Septic systems divide into two main types, depending on the type of bacteria they contain: aerobic and anaerobic. Traditional septic systems use anaerobic bacteria, which break down waste effectively, yet somewhat slowly. Aerobic bacteria, by contrast, sanitizes waste at a much quicker rate.
But an aerobic septic system involves more maintenance and care as time goes on; otherwise, it may cease to work as expected. Unfortunately, many homeowners fail to appreciate the importance of keeping up an aerobic system. If you would like to improve your knowledge of septic maintenance, keep reading. This article offers two tips for keeping an aerobic system in good working order.
1. Take Alarms Seriously

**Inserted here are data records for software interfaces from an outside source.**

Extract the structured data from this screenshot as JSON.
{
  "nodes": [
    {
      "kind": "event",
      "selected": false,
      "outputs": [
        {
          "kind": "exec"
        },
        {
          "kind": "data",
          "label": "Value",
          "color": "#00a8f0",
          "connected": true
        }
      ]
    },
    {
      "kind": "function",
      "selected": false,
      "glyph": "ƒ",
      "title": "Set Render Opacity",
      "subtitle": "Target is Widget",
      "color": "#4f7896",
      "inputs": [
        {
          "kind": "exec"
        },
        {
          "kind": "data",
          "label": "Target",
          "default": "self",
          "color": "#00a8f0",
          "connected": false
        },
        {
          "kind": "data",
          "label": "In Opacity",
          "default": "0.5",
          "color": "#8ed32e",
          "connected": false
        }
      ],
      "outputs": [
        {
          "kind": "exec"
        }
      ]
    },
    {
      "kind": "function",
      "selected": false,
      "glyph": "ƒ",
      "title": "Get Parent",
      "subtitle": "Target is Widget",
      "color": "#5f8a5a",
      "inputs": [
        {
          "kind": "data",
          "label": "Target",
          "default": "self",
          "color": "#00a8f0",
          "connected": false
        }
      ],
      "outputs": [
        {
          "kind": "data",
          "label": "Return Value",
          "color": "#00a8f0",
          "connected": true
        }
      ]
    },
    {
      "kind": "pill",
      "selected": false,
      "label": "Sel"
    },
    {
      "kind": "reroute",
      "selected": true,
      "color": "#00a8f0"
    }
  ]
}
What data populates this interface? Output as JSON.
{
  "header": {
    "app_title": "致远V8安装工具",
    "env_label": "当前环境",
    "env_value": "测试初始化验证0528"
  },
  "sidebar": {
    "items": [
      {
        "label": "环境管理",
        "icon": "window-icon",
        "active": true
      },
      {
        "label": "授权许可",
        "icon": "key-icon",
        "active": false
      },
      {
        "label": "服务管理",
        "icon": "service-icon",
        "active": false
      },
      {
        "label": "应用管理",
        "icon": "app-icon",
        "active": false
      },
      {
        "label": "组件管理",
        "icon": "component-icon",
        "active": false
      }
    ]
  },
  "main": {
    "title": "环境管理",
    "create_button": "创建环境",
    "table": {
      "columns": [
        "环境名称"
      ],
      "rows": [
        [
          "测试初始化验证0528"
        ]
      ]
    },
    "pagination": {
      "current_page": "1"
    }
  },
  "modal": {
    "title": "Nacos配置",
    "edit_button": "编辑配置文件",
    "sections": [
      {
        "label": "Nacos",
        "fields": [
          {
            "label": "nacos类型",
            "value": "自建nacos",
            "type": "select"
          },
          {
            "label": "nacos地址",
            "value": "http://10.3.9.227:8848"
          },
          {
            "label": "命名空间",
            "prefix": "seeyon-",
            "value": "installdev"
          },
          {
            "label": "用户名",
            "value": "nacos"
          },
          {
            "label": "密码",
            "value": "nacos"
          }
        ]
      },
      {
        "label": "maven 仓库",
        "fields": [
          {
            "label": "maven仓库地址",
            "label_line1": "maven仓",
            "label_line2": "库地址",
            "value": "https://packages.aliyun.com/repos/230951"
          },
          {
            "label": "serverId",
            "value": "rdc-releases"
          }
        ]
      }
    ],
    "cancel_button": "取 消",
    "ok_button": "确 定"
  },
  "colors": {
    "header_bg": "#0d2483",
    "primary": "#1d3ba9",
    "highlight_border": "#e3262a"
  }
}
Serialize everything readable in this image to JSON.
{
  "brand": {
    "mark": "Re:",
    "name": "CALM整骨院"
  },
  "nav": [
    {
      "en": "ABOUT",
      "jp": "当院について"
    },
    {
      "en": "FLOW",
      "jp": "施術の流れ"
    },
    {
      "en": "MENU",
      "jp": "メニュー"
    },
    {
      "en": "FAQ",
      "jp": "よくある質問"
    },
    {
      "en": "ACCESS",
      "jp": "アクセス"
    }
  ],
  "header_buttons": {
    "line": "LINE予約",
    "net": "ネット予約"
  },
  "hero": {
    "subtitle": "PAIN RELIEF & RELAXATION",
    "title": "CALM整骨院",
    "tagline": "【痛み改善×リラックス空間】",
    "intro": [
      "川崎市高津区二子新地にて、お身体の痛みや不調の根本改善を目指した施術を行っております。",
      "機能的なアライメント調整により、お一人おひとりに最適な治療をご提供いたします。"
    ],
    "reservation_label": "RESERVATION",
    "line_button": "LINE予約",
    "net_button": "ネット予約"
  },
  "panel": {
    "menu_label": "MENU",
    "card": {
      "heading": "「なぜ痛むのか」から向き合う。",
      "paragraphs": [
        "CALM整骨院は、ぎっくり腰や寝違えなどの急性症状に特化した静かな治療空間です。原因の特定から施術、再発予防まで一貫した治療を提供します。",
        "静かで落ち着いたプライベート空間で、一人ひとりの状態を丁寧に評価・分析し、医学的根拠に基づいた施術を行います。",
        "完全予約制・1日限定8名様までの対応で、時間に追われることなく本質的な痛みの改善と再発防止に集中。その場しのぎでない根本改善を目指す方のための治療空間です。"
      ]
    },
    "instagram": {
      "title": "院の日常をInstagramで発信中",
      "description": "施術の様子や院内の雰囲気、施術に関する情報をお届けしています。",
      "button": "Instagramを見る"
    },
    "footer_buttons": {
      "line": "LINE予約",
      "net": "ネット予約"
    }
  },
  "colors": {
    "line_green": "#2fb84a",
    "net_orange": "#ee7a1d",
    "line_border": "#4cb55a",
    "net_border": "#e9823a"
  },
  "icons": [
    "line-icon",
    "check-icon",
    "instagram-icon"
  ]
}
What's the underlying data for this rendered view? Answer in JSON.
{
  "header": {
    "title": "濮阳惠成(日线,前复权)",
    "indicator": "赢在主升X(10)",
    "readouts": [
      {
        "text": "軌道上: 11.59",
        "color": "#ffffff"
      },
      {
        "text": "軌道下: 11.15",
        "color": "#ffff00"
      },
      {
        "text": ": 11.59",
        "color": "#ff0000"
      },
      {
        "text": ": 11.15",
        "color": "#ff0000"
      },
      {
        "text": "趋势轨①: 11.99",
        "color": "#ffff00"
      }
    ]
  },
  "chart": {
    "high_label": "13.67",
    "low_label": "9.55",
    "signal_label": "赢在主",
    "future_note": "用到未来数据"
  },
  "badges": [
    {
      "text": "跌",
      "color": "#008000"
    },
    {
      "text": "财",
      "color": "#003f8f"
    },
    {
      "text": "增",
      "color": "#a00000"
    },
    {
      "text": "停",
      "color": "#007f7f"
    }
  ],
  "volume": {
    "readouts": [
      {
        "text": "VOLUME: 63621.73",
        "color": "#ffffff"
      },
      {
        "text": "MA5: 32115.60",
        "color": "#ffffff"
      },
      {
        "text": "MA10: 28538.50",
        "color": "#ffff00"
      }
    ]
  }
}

As noted above, the main difference between anaerobic and aerobic systems lies in the type of bacteria used inside the tank. Aerobic bacteria can only thrive in the presence of oxygen, which cannot be found in traditional septic systems. Therefore, in order to make an aerobic system possible, it must use the component known as an aerator.
The aerator introduces a steady stream of air down into the tank, thus providing the aerobic bacteria with the oxygen they need to survive. If an aerator ceases to work properly, the bacteria in your tank will be starved of oxygen. If this situation goes on for too long, the bacteria begin to die, creating serious problems for your system.
For this reason, all aerobic systems contain a special alarm designed to alert you should your aerator cease to work properly. In most systems, this alarm consists of a red light mounted to your system's control panel. If you notice the light on, contact a septic company as soon as possible. A technician can check your aerator to determine the precise cause of the alarm light.
Be aware that some aerobic systems use the same alarm light to indicate problems with an outflow pump, while other systems use two separate alarm lights. If your system contains just a single light, then an alarm signal may indicate either problems with your aerator or problems with your pump.
2. Keep Your Chlorinator Stocked
Aerobic systems also differ from traditional systems in terms of how they distribute the sanitized waste. A traditional septic system pumps out waste water — also called effluent — through a series of underground pipes. These pipes distribute the effluent throughout your system's drain field.
An aerobic system takes a different approach, thanks to the much more effective breakdown caused by aerobic bacteria. Instead of using underground drain pipes, an aerobic system pumps effluent through spray heads directly onto your lawn. First, however, the effluent passes through a component known as the chlorinator.
As you can probably deduce, a chlorinator uses chlorine to disinfect the treated effluent before spraying it onto your lawn. Two types of chlorinators exist: tablet and liquid. More and more contractors recommend liquid chlorinators, which utilize household bleach rather than solid tablets. Liquid chlorinators have lower operating costs and are less prone to clogging.
Both types of chlorinators use up their supply of chlorine as time goes on. One of the most important maintenance tasks for an aerobic system involves keeping your chlorinator supplied with chlorine. If your chlorine supply runs out, then the effluent being sprayed on your lawn may not be completely disinfected.
Such effluent represents a potential health threat to your family and pets. Keep an extra stock of chlorine on hand, and make sure you know how to check your chlorinator's supply level. If you don't know where your chlorinator lies, contact a professional as soon as possible.
For more information about keeping your aerobic septic system in good working order, contact our experts at Gotta Go Site Service Rentals.